McCaffrey has done that. Again, in limited time. But he did move the team and he makes plays and first downs with his nimble feet, too.
And I wonder if Frost and Mario Verduzco see some McKenzie Milton magic in McCaffrey — who, by the way, has three years left after this season.
And that leads to my final thought:
» So is it time to start the future?
No, not entirely. You try to beat Penn State. Then Illinois. Start some chemistry, winning chemistry, and make a run. That’s the goal.
But, again, there are six games left and with the pandemic still very much present everywhere, you don’t know how many games are going to get played.
The priority right now should be to fix the penalties and discipline issues and find some playmakers and get a winning feeling in the program. Find a spark, any spark.
I think the kids are going to have a lot to say about that.
Myles Farmer. Ty Robinson. Casey Rogers. Luke Reimer. Nick Henrich. Marcus Fleming. Zavier Betts. And Omar Manning.

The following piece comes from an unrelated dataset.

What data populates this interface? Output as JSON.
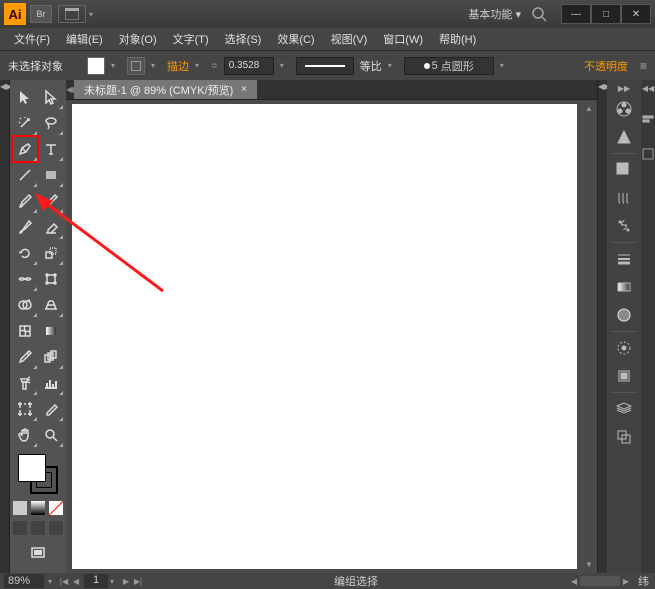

Among others.
Don’t forget the “old man” of the bunch, sophomore Wan’Dale Robinson.
There’s a group of young playmakers, on both sides of the ball, who figure to impact this program in 2021 and 2022.
So maybe they should start in 2020?
Frost doesn’t want to sell out this season. The young players may make plays but also will make mistakes. But the shortened pandemic year gives you the chance — and reason — to build.
After the latest frustrating loss, there was one new look. You could see the wheels spinning in Frost’s head.